> **WHAT THE EXERCISE ASKS**
Pull from the data below each line where the word "icon" occurs, and copy it.
START RECORDS SUPPLIED
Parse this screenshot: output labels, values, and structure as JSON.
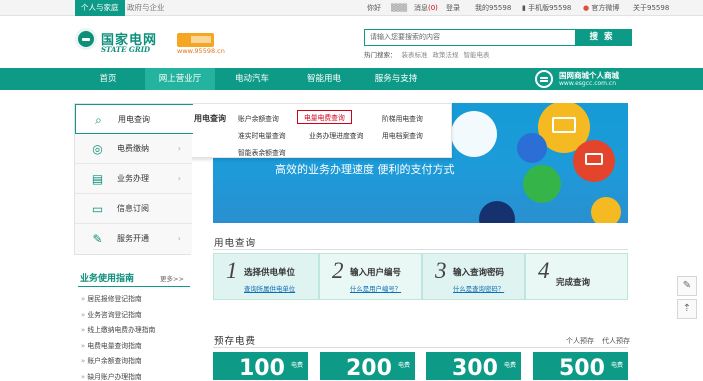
{
  "topbar": {
    "tab_personal": "个人与家庭",
    "tab_gov": "政府与企业",
    "greeting": "你好",
    "login": "登录",
    "messages_label": "消息",
    "messages_count": "(0)",
    "my_site": "我的95598",
    "mobile": "手机版95598",
    "weibo": "官方微博",
    "about": "关于95598"
  },
  "header": {
    "logo_cn": "国家电网",
    "logo_en": "STATE GRID",
    "site_url": "www.95598.cn",
    "search_placeholder": "请输入您要搜索的内容",
    "search_button": "搜索",
    "hot_label": "热门搜索：",
    "hot_items": [
      "装表标准",
      "政策法规",
      "智能电表"
    ]
  },
  "nav": {
    "items": [
      "首页",
      "网上营业厅",
      "电动汽车",
      "智能用电",
      "服务与支持"
    ],
    "mall_title": "国网商城个人商城",
    "mall_url": "www.esgcc.com.cn"
  },
  "sidebar": {
    "items": [
      {
        "label": "用电查询",
        "icon": "search-icon"
      },
      {
        "label": "电费缴纳",
        "icon": "coin-icon"
      },
      {
        "label": "业务办理",
        "icon": "document-icon"
      },
      {
        "label": "信息订阅",
        "icon": "monitor-icon"
      },
      {
        "label": "服务开通",
        "icon": "edit-icon"
      }
    ],
    "guide_title": "业务使用指南",
    "guide_more": "更多>>",
    "guide_items": [
      "居民报修登记指南",
      "业务咨询登记指南",
      "线上缴纳电费办理指南",
      "电费电量查询指南",
      "账户余额查询指南",
      "缺月账户办理指南"
    ]
  },
  "dropdown": {
    "title": "用电查询",
    "links": [
      "账户余额查询",
      "电量电费查询",
      "阶梯用电查询",
      "准实时电量查询",
      "业务办理进度查询",
      "用电档案查询",
      "智能表余额查询"
    ],
    "highlighted": "电量电费查询"
  },
  "banner": {
    "slogan": "高效的业务办理速度  便利的支付方式"
  },
  "usage_query": {
    "title": "用电查询",
    "steps": [
      {
        "num": "1",
        "title": "选择供电单位",
        "link": "查询所属供电单位"
      },
      {
        "num": "2",
        "title": "输入用户编号",
        "link": "什么是用户编号？"
      },
      {
        "num": "3",
        "title": "输入查询密码",
        "link": "什么是查询密码？"
      },
      {
        "num": "4",
        "title": "完成查询",
        "link": ""
      }
    ]
  },
  "prepay": {
    "title": "预存电费",
    "links": [
      "个人预存",
      "代人预存"
    ],
    "cards": [
      {
        "amount": "100",
        "unit": "电费"
      },
      {
        "amount": "200",
        "unit": "电费"
      },
      {
        "amount": "300",
        "unit": "电费"
      },
      {
        "amount": "500",
        "unit": "电费"
      }
    ]
  },
  "colors": {
    "primary": "#0d9a86",
    "banner": "#1d9bd9",
    "highlight": "#d0021b"
  }
}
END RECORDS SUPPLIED
> **RESULT BELOW**
        "icon": "search-icon"
        "icon": "coin-icon"
        "icon": "document-icon"
        "icon": "monitor-icon"
        "icon": "edit-icon"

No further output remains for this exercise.